Posted by: P.S. Ruckman, Jr. | Jan 30, 2014 10:11:41 PM
Prof. Ruckman --
I don't disagree with a single word in your comment, but be of good cheer. I've been inside the Beltway for a long time, and all my instincts tell me many more pardons will be coming. Mark your calendar for the day after election day.
Posted by: Bill Otis | Jan 30, 2014 10:20:22 PM
It was a well done speech on a difficult topic politically. It does not offend a prosecutor who worked diligently to put some drug offender away for a life sentence to later consider commutation. By offend, I mean to commute the inmate does not detract from a job well done. Justice might have been done at the time of sentencing. But there are other outlets to let some guys off the hook after many years and to get the prison rolls down some.
Posted by: Liberty1st | Jan 30, 2014 10:33:36 PM
Betting on a higher number of pardons in the fourth and final year of any term is, historically speaking, a pretty safe bet. Expecting a huge pile at the very last minute (days, weeks) ... maybe not such a wise wager - George Washington's quirky behavior notwithstanding. It would not cheer me to see "many" per se, especially all bunched up at the end. That kind of behavior, in my view, attracts well deserved scrutiny and criticism. However, it would be something to see well thought out, carefully explained, systematic decision making, based on defensible policy goals. When all is said and done, frankly, I do not expect to be impressed, or very much pleased. I know some that are interested in this topic are want - with this latest commentary - to shoot off fireworks, for a variety of reasons. I just would not be one of those persons. The DOJ wants more commutations but just doesn't have enough applications? Doesn't pass the smell test.

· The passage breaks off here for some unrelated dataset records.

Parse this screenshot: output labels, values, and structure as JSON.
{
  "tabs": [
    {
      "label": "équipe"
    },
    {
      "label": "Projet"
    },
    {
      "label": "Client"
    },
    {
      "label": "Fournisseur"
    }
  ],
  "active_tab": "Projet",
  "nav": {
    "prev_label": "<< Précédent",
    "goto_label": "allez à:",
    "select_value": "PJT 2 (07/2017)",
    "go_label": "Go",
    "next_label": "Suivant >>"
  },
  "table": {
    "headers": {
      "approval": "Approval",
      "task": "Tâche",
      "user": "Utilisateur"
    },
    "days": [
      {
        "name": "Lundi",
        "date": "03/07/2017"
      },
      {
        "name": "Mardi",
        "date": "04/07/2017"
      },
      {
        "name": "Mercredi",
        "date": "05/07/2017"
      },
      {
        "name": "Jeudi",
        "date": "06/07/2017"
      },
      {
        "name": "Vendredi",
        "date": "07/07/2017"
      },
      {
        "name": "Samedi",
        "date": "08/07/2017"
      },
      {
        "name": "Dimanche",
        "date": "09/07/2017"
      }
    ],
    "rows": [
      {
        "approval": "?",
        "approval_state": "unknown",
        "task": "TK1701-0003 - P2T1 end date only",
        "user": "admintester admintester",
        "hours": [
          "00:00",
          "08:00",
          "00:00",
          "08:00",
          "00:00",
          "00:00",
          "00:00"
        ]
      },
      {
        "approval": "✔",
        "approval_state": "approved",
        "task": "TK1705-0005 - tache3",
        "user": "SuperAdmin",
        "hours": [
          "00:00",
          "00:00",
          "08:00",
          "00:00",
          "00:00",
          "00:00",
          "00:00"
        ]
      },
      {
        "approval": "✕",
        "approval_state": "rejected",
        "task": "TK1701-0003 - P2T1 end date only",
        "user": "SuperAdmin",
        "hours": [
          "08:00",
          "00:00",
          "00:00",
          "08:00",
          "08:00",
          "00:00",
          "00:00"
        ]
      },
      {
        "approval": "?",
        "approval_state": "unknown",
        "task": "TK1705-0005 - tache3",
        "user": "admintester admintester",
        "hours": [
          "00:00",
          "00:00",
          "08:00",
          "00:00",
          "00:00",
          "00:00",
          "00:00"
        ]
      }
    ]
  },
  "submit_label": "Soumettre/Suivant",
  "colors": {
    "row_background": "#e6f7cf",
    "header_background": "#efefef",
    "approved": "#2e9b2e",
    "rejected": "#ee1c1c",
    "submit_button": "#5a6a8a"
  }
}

I am amazed no one in the media has noted the record number of commutation applications in 2013 !
Posted by: P.S. Ruckman, Jr. | Jan 31, 2014 12:59:43 AM